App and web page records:
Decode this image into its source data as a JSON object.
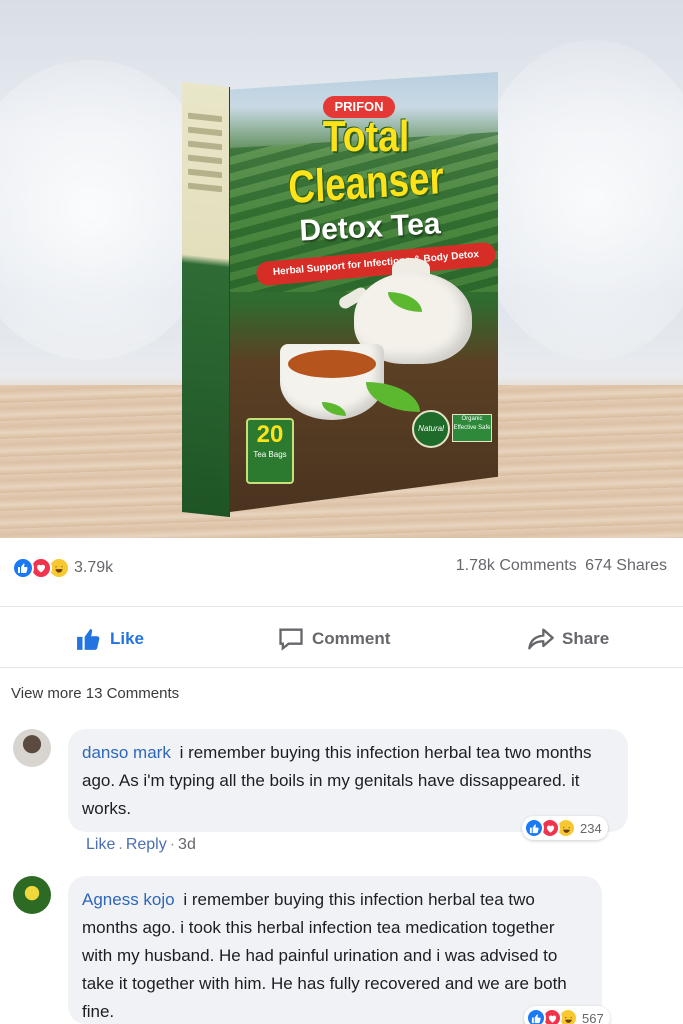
{
  "product": {
    "brand": "PRIFON",
    "title_line1": "Total",
    "title_line2": "Cleanser",
    "title_line3": "Detox Tea",
    "tagline": "Herbal Support for Infections & Body Detox",
    "count_number": "20",
    "count_label": "Tea Bags",
    "badge_natural": "Natural",
    "badge_organic": "Organic Effective Safe"
  },
  "post_stats": {
    "reaction_icons": [
      "like-icon",
      "love-icon",
      "haha-icon"
    ],
    "reaction_count": "3.79k",
    "comments": "1.78k Comments",
    "shares": "674 Shares"
  },
  "actions": {
    "like": "Like",
    "comment": "Comment",
    "share": "Share"
  },
  "comments_section": {
    "view_more": "View more 13 Comments",
    "comments": [
      {
        "author": "danso mark",
        "text": "i remember buying this infection herbal tea two months ago. As i'm typing all the boils in my genitals have dissappeared. it works.",
        "like": "Like",
        "reply": "Reply",
        "age": "3d",
        "reaction_count": "234"
      },
      {
        "author": "Agness kojo",
        "text": "i remember buying this infection herbal tea two months ago. i took this herbal infection tea medication together with my husband. He had painful urination and i was advised to take it together with him. He has fully recovered and we are both fine.",
        "reaction_count": "567"
      }
    ]
  },
  "colors": {
    "facebook_blue": "#2374e1",
    "author_blue": "#2e66b8",
    "bubble_bg": "#f0f2f5",
    "love_red": "#f0344d",
    "haha_yellow": "#f7c832"
  }
}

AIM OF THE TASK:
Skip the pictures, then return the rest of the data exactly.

SOLUTION FOR THIS TASK:
Decode this image into its source data as a JSON object.
{
  "product": {
    "brand": "PRIFON",
    "title_line1": "Total",
    "title_line2": "Cleanser",
    "title_line3": "Detox Tea",
    "tagline": "Herbal Support for Infections & Body Detox",
    "count_number": "20",
    "count_label": "Tea Bags",
    "badge_natural": "Natural",
    "badge_organic": "Organic Effective Safe"
  },
  "post_stats": {
    "reaction_icons": [
      "like-icon",
      "love-icon",
      "haha-icon"
    ],
    "reaction_count": "3.79k",
    "comments": "1.78k Comments",
    "shares": "674 Shares"
  },
  "actions": {
    "like": "Like",
    "comment": "Comment",
    "share": "Share"
  },
  "comments_section": {
    "view_more": "View more 13 Comments",
    "comments": [
      {
        "author": "danso mark",
        "text": "i remember buying this infection herbal tea two months ago. As i'm typing all the boils in my genitals have dissappeared. it works.",
        "like": "Like",
        "reply": "Reply",
        "age": "3d",
        "reaction_count": "234"
      },
      {
        "author": "Agness kojo",
        "text": "i remember buying this infection herbal tea two months ago. i took this herbal infection tea medication together with my husband. He had painful urination and i was advised to take it together with him. He has fully recovered and we are both fine.",
        "reaction_count": "567"
      }
    ]
  },
  "colors": {
    "facebook_blue": "#2374e1",
    "author_blue": "#2e66b8",
    "bubble_bg": "#f0f2f5",
    "love_red": "#f0344d",
    "haha_yellow": "#f7c832"
  }
}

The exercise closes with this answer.